I look forward to hearing what the Minister says about charities and, in particular, the Church’s exemption.

Photo of Lord Gascoigne Lord Gascoigne Lord in Waiting (HM Household) (Whip)

I thank the right reverend Prelate the Bishop of Southwell and Nottingham for these amendments and for his very kind comments about the Minister, which I will ensure she is aware of.

The Government fully appreciate the essential work done by the charity sector and I completely understand the sector’s concerns about the deferment rate. I also understand the importance of prescribing the rates for both leaseholders and freeholders, and recognise the right reverend Prelate’s concerns. We have committed to prescribing the rates at market value and the Secretary of State will carefully take into consideration and review all the information and views shared ahead of setting the rates. We have welcomed and appreciate the contributions the Church Commissioners and charities have provided and will welcome continued engagement before the rates are set.

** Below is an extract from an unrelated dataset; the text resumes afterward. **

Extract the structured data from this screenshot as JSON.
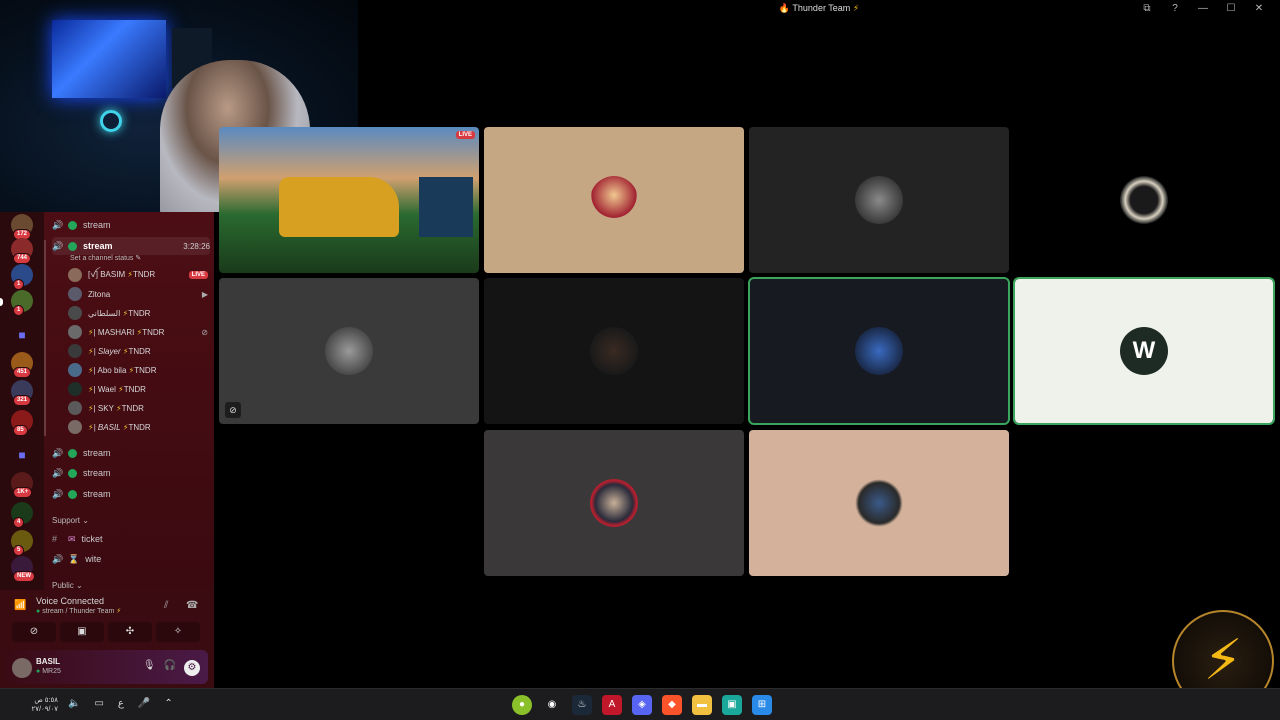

As I have said, we recognise the positive contributions many charities make to our society, yet attempting to create carve-outs for specific groups of landlords, including charities, would complicate a system we aim to simplify. With that and with respect, I ask the right reverend Prelate to withdraw his amendment.

Photo of The Bishop of Southwell and Nottingham The Bishop of Southwell and Nottingham Bishop

I thank the Minister for his answer. I will keep this brief. I thank the charities concerned and their staff for the support they have given to these amendments. I am also grateful to noble Lords for their valuable contributions not only to these amendments but to this debate more generally, expressing concerns about this Bill.

As we approach the election, I hope that these points have been heard, and heard by all those who might stand at the Dispatch Box in the next Administration. Further consideration will need to be given to clarify the compensation arrangements so that charitable activity and public benefit are not reduced as a consequence of this Bill. Having put this concern on record, I beg leave to withdraw the amendment.

Amendment 20 withdrawn.